The problem was further exacerbated during the release of SF5 when rapper Lupe Fiasco managed to defeat Street Fighter legend BST | Daigo Umehara in an exhibition setting.
“It just shows that anyone could really become a champion in this game if they tried,” Rosas said after Lupe’s victory.
Of course, however, that feeling would start to fade as major tournaments showed familiar pro players leading the way, but the stigma would stay with the game and be brought up whenever other developers spoke about accessibility and feedback mechanisms.
The Cannons are obviously no strangers to fighting games, given that they helped create and develop the Evolution Championship Series to be the biggest event of its kind, so they generally know what players are looking for in a game. title – especially those from West / North America.
It’s nice to hear a developer say these things out loud, but it’s also important to keep in mind that this is just marketing right now. We have yet to see them keep those promises.
Among our audience it can probably be generally agreed that the fun of fighting games isn’t really finding the biggest guy in the room and trying to take him down, but rather developing personal skills, to put them to the test against others, and learn where you can still improve on your own path.
Having a fun fighting game to play at different skill levels for different reasons is a goal that most, if not all, developers should set goals for, although it is a delicate balance.
You hardly ever see fighting game makers discussing smooth online play as one of the first things they talk about for their game, but that’s pretty much exactly what Radiant Entertainment did for Project L.
That in itself wasn’t too surprising though, since Cannons were the original pioneers of the restore netcode that everyone has been clamoring for years with GGPO.
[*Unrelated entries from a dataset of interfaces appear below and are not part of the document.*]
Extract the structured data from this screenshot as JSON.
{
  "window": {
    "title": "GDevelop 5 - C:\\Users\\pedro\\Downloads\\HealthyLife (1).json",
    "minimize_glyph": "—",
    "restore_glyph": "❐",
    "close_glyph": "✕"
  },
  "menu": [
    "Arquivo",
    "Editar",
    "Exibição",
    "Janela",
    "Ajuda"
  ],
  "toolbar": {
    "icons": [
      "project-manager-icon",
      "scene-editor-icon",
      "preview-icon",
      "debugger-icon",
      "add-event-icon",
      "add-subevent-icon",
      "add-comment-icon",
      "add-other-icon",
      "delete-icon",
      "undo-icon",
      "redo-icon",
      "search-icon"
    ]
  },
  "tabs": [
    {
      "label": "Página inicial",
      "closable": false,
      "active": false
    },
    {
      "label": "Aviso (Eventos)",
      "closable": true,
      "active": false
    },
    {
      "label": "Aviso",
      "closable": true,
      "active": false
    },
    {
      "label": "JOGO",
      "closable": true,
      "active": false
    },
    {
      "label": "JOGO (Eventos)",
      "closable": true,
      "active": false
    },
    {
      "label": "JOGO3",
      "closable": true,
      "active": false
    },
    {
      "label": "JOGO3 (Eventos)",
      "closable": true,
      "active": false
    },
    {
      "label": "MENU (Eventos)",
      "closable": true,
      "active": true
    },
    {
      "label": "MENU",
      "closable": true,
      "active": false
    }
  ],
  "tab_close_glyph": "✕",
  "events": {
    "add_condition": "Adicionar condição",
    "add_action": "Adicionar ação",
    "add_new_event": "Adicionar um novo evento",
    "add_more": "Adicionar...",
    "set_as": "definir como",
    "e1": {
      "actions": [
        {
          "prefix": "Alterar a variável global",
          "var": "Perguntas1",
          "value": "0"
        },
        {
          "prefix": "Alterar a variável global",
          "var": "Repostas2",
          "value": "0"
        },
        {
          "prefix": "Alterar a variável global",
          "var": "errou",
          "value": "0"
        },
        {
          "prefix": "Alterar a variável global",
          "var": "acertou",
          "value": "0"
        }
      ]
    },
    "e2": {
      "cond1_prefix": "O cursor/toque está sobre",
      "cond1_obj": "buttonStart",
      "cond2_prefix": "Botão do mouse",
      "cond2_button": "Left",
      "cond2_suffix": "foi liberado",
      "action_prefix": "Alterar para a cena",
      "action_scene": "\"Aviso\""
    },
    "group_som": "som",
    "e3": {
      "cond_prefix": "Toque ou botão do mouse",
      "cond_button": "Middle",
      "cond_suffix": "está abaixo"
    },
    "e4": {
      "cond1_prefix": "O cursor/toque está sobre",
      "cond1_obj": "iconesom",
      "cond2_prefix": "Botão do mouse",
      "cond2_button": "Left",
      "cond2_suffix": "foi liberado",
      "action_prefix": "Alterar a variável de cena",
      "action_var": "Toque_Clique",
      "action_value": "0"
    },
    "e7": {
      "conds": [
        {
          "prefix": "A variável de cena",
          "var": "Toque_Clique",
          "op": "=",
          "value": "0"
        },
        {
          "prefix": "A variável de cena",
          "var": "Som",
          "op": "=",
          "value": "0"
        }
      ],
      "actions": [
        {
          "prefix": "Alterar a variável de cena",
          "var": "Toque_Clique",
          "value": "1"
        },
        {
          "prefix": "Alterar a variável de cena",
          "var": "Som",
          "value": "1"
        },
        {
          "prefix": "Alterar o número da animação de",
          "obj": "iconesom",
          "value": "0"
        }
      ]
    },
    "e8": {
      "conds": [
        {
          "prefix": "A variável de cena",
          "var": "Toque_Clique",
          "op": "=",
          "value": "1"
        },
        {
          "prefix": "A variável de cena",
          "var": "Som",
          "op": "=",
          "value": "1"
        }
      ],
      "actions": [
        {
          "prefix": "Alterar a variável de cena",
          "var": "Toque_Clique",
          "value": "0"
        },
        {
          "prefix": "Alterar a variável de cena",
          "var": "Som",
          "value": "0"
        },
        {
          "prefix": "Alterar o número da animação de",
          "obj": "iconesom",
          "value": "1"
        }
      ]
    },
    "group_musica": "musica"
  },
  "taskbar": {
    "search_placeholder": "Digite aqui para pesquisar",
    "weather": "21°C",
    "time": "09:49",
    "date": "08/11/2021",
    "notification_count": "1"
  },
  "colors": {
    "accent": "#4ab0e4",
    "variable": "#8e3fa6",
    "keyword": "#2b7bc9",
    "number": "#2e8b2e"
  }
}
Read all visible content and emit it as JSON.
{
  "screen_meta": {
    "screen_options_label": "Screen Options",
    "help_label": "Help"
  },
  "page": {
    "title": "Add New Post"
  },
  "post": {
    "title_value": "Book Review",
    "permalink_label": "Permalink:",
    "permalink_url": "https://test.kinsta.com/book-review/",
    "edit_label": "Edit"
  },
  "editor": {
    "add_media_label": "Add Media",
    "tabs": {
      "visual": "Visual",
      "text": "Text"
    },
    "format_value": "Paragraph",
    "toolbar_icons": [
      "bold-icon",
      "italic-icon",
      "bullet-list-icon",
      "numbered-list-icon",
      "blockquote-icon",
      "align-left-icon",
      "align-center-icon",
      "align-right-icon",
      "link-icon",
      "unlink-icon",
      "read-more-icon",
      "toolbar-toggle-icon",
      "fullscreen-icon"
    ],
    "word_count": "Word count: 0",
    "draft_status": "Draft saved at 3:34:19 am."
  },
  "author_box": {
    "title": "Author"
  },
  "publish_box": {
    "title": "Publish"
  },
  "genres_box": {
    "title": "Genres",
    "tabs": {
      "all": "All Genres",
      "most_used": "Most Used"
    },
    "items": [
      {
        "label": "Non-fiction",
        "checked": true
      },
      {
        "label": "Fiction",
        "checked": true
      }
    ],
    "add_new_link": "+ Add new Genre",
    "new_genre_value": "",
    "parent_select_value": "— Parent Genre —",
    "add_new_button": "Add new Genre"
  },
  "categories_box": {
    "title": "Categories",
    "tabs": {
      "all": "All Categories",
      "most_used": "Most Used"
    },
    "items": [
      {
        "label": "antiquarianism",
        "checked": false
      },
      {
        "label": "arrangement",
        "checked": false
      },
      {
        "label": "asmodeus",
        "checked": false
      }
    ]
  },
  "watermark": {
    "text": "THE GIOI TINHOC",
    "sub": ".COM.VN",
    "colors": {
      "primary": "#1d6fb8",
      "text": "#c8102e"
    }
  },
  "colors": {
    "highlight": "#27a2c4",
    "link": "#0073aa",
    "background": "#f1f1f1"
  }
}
Expectations are huge for Project L to have the best online experience of its kind because of this, which it looks like they are set to do.
The brothers discuss their goal of boosting netplay rollback with Riot’s own internal server centers to try and give gamers the best connection possible while also taking some snapshots of the issues gamers have endured for years.
“We also actively manage a player’s connection with their opponent to ensure a consistent fair play experience,” Tony said. “If their connection is slow or loses packets, their experience will suffer, but yours will not.”
Even Riot is quick to say Wi-Fi is a problem
This again seems like a slightly more subtle dig on games like Street Fighter 5 which use restoration but still face / face a lot of issues.
One-sided restores have been a problem in SF5 since before release where one user can see and react to everything normally while the other is stuck with a nervous disorder.
Despite what common sense might say, it often seems like the person with the “best” connection is affected by gameplay-level connection issues, which can be a frustrating ordeal when you know it isn’t. there is nothing to fix on your end.
It’s not just Street Fighter that sees these issues either, as even The King of Fighters 15 has seen many players report a similar one-sided rollback during its open beta test, which is a bit ironic since the game uses GGPO. .
Again, it’s so nice to hear the developers trying to tackle and fix these issues early on and jump in while for years online gaming has been treated as an afterthought by the side. arcades and in-person gaming.
Fighting game developers hardly ever talk about their competitors’ weaknesses and loopholes, but it just seems to show that Riot is determined to open the doors to the FGC and lure people where others have failed them in the game. pass.
So far, Project L is saying all the good things gamers want to hear. However, we’ll still have to wait until we can get our hands on the game on our own to see if they can live up to those lofty ambitions.